It’s likely we’re going to see headlines suggesting that Siri is racist, based on the findings of a study by Stanford University. The reality, however, is a little different …

The study published in the journal Proceedings of the National Academy of Sciences concluded that speech recognition systems created by tech giants have a racial bias, and that Apple’s system was worst. Apple’s recognition engine misidentified 23% of words spoken by white people but 45% of those spoken by African Americans.

There are, however, two very big caveats to the findings.

First, this wasn’t a test of the actual live systems: Siri, Alexa, Google Assistant and so on. Instead, the researchers used speech recognition tools provided by the companies for use by others, explains the New York Times.

The study tested five publicly available tools from Apple, Amazon, Google, IBM and Microsoft that anyone can use to build speech recognition services. These tools are not necessarily what Apple uses to build Siri or Amazon uses to build Alexa. But they may share underlying technology and practices with services like Siri and Alexa.

Each tool was tested last year, in late May and early June, and they may operate differently now. The study also points out that when the tools were tested, Apple’s tool was set up differently from the others and required some additional engineering before it could be tested.

Second, the African American speech transcribed by the systems was what researchers describe as African-American Vernacular English, which is to say that it contains a lot of slang.

Based in a largely African-American rural community in eastern North Carolina, a midsize city in western New York and Washington, D.C., the black testers spoke in what linguists call African-American Vernacular English — a variety of English sometimes spoken by African-Americans in urban areas and other parts of the United States. The white people were in California, some in the state capital, Sacramento, and others from a rural and largely white area about 300 miles away.

No differences were found when the same slang words were spoken by white or African American people, so the bias described is in recognition of the terminology, rather than the accents or voices.

That said, it is reasonable to look at how well speech-recognition systems do when faced with commonly-used slang. I’m just a bit puzzled why they didn’t conduct the study with the actual services in use by each company. So, no, this doesn’t tell us whether or not Siri is racist.
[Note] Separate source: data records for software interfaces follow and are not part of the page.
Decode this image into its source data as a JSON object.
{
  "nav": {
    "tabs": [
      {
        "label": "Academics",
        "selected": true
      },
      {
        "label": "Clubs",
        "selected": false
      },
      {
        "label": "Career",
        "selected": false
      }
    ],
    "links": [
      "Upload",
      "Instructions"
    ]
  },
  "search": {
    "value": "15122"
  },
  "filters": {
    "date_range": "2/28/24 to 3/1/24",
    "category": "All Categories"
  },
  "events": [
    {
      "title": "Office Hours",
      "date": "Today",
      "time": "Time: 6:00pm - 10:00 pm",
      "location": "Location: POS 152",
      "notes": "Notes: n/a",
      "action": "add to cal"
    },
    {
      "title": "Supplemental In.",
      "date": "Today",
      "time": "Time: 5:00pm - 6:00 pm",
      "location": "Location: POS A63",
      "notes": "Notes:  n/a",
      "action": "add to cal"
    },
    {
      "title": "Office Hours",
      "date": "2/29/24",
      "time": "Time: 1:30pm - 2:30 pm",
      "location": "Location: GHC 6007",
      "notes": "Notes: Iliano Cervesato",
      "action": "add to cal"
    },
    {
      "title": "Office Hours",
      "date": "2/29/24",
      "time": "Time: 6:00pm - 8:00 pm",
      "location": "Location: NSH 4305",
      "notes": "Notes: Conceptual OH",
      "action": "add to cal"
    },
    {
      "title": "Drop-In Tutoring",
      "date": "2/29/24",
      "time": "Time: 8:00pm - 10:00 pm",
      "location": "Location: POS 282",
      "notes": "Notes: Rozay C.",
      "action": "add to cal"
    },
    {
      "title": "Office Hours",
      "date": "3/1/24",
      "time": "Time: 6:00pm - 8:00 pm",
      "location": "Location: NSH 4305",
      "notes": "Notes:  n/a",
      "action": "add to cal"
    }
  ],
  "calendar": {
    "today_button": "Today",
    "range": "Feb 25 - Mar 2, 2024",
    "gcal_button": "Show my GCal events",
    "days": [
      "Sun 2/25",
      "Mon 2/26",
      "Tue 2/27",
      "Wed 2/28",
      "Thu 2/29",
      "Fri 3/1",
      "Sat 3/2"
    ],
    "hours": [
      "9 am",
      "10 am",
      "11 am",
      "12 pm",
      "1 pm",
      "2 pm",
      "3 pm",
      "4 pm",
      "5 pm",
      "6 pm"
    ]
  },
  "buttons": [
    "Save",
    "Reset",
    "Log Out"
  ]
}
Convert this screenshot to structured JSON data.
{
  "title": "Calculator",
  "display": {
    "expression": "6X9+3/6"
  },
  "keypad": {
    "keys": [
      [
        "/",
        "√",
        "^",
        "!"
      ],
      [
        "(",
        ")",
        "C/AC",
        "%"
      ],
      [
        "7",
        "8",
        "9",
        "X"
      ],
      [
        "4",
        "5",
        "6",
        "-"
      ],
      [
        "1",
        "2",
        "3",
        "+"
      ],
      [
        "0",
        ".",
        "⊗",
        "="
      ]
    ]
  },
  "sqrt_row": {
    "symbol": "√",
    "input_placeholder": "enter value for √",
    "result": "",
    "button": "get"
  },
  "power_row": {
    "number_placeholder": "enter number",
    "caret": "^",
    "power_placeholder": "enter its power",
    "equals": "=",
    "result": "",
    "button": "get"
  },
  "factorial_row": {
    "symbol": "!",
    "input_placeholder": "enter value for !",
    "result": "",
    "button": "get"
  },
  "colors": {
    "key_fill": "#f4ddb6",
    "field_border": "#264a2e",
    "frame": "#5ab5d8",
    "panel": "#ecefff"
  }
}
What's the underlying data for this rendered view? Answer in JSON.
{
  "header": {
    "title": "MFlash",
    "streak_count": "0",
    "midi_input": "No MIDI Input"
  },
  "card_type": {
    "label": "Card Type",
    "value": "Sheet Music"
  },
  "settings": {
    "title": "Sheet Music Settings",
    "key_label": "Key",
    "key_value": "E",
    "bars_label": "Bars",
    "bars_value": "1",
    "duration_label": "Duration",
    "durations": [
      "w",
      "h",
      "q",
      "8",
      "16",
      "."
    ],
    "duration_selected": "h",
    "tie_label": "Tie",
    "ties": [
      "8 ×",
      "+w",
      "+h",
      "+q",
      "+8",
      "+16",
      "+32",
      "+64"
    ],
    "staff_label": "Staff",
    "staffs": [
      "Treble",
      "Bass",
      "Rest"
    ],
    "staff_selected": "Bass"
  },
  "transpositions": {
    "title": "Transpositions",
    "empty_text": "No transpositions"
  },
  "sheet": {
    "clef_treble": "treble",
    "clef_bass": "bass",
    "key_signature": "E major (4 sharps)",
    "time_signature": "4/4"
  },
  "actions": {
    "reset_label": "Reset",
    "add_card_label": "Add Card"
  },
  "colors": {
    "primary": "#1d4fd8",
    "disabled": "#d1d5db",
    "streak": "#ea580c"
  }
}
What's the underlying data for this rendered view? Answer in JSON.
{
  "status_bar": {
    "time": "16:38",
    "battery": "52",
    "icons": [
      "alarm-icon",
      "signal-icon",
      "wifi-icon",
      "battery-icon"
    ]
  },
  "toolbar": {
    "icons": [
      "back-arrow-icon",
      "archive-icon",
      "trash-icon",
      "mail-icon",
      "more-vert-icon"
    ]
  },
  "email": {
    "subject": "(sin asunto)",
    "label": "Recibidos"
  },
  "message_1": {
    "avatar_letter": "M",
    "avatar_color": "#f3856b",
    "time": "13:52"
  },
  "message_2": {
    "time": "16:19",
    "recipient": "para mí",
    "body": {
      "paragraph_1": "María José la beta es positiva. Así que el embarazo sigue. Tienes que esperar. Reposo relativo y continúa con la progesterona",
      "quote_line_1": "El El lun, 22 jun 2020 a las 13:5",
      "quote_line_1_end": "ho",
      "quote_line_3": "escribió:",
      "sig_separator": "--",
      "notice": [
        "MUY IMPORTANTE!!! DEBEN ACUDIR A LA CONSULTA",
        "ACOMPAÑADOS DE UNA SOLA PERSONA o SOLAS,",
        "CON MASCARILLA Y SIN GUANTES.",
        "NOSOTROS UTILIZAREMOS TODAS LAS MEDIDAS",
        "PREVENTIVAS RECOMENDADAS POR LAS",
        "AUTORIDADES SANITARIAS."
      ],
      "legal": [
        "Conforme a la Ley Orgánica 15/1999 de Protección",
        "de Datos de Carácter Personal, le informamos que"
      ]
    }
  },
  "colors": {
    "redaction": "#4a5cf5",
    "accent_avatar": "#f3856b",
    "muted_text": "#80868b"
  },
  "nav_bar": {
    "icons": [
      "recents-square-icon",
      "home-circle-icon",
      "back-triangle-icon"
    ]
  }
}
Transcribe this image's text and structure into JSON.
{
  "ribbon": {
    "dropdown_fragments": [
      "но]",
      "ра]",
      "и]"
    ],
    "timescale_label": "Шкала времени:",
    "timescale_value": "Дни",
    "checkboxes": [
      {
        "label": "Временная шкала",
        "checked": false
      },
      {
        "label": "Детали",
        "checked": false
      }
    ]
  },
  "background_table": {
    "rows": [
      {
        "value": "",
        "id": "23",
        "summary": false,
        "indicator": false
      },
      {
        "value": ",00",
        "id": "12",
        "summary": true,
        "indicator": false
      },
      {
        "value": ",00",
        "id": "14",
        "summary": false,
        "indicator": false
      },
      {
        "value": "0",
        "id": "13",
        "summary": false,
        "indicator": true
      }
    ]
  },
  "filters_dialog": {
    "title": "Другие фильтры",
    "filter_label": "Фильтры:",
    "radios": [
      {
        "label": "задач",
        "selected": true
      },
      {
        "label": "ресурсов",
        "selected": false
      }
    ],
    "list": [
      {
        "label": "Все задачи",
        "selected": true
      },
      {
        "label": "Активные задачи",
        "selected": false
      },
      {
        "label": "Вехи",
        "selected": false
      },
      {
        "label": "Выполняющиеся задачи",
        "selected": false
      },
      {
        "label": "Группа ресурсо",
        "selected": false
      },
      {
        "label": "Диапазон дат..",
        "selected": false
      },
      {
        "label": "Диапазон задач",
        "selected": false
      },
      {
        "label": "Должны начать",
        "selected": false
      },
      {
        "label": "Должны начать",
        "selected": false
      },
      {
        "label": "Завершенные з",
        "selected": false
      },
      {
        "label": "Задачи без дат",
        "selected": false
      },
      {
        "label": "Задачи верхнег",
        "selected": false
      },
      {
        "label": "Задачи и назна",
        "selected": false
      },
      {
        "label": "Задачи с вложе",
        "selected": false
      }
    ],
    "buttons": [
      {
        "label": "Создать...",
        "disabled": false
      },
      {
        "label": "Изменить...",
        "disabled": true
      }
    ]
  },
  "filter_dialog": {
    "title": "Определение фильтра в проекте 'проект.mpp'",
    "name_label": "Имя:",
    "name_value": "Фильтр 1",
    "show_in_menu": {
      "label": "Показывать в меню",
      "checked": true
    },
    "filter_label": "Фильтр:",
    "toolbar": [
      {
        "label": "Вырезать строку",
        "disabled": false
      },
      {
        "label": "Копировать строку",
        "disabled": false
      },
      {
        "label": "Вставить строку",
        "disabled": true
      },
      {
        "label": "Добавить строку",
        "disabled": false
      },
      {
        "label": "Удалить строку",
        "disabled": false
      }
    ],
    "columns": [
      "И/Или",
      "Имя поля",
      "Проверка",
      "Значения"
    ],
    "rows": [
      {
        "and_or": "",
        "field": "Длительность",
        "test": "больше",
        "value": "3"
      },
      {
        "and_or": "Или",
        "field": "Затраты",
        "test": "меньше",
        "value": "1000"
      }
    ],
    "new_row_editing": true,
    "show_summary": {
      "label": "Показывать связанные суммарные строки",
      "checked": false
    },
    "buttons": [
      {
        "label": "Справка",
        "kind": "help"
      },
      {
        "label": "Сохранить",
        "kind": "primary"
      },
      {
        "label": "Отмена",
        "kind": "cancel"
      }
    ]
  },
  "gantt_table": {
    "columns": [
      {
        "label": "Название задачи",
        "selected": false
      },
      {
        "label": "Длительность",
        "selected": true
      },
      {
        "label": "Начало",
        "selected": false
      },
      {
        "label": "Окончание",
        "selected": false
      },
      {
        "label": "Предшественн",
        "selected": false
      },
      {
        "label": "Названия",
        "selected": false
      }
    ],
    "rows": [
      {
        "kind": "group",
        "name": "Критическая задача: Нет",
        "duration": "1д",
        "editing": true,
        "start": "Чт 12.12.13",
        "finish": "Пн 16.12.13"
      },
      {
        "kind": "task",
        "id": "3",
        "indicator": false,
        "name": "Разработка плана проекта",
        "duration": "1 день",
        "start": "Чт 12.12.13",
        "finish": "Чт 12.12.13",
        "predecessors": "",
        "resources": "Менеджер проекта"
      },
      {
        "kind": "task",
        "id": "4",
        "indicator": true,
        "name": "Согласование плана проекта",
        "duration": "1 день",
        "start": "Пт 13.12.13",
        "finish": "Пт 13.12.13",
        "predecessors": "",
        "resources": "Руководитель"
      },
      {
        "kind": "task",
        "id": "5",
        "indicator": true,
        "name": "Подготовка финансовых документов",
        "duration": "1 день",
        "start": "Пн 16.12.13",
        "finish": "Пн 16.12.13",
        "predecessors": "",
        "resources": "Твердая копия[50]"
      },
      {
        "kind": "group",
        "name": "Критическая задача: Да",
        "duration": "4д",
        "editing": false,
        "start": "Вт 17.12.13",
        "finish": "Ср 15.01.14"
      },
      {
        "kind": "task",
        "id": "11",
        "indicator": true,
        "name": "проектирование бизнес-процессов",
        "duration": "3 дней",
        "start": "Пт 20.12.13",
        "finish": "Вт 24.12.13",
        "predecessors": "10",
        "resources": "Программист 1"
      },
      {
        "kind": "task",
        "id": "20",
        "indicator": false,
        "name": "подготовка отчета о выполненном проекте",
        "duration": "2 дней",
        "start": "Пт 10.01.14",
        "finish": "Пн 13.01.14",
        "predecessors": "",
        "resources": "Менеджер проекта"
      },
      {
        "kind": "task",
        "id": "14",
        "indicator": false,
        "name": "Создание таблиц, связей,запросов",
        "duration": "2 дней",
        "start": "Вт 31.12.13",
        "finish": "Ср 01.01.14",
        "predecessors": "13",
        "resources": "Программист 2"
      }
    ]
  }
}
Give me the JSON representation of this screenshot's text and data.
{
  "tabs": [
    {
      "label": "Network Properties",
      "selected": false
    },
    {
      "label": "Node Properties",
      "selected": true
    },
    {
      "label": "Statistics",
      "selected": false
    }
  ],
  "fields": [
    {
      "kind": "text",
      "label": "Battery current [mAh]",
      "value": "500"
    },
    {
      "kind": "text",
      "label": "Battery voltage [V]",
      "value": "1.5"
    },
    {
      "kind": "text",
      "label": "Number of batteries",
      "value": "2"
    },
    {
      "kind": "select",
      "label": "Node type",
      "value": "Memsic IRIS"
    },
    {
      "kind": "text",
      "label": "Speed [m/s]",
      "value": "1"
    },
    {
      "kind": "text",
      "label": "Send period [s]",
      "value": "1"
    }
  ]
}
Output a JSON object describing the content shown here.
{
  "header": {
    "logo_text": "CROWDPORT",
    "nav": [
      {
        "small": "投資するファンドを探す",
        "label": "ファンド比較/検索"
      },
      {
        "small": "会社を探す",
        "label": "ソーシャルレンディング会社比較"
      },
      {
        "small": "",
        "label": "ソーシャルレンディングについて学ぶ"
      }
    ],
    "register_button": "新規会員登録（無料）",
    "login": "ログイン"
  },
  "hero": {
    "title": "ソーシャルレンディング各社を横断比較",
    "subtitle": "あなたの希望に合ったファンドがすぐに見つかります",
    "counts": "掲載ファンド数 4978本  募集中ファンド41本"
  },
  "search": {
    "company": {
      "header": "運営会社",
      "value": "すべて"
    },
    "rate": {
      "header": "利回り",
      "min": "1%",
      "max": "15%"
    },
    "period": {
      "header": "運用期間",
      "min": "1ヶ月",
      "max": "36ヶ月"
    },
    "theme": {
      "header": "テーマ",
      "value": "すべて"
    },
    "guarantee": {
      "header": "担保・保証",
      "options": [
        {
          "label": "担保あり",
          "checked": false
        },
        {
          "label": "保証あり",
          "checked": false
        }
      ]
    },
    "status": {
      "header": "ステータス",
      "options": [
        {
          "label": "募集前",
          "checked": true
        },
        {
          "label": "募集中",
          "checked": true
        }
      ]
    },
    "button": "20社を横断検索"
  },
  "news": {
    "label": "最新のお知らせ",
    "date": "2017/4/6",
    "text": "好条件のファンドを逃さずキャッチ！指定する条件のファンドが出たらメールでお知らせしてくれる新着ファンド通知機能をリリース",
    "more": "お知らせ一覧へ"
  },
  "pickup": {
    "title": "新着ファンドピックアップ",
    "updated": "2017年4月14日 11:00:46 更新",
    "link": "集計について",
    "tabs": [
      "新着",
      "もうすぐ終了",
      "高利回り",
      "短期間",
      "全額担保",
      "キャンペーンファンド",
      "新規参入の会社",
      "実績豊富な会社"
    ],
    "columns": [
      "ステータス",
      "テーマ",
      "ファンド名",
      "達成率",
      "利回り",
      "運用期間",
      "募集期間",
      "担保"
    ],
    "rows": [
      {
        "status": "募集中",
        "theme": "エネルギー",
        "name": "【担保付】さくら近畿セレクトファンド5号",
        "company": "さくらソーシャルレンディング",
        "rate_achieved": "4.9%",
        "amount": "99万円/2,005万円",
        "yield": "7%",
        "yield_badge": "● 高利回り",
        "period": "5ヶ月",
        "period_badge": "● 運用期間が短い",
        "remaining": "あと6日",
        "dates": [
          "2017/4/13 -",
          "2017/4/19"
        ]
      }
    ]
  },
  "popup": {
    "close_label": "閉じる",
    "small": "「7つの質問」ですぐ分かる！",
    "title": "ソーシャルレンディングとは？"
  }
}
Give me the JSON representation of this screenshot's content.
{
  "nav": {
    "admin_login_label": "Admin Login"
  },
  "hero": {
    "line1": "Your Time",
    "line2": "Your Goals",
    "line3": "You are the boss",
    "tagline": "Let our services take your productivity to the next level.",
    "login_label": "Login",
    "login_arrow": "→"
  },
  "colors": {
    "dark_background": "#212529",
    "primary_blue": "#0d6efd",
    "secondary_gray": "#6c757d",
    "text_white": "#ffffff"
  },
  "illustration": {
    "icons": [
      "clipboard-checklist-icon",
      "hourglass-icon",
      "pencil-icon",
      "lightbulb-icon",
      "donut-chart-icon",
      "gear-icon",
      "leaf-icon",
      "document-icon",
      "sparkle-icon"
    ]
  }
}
Siri was recently updated with a CDC questionnaire to help determine whether you are likely to have COVID-19.

FTC: We use income earning auto affiliate links. More.

OWC Mac Pro memory

Check out 9to5Mac on YouTube for more Apple news:

You’re reading 9to5Mac — experts who break news about Apple and its surrounding ecosystem, day after day. Be sure to check out our homepage for all the latest news, and follow 9to5Mac on Twitter, Facebook, and LinkedIn to stay in the loop. Don’t know where to start? Check out our exclusive stories, reviews, how-tos, and subscribe to our YouTube channel

About the Author

Ben Lovejoy

Ben Lovejoy is a British technology writer and EU Editor for 9to5Mac. He’s known for his op-eds and diary pieces, exploring his experience of Apple products over time, for a more rounded review. He also writes fiction, with two technothriller novels, a couple of SF shorts and a rom-com!

Ben Lovejoy's favorite gear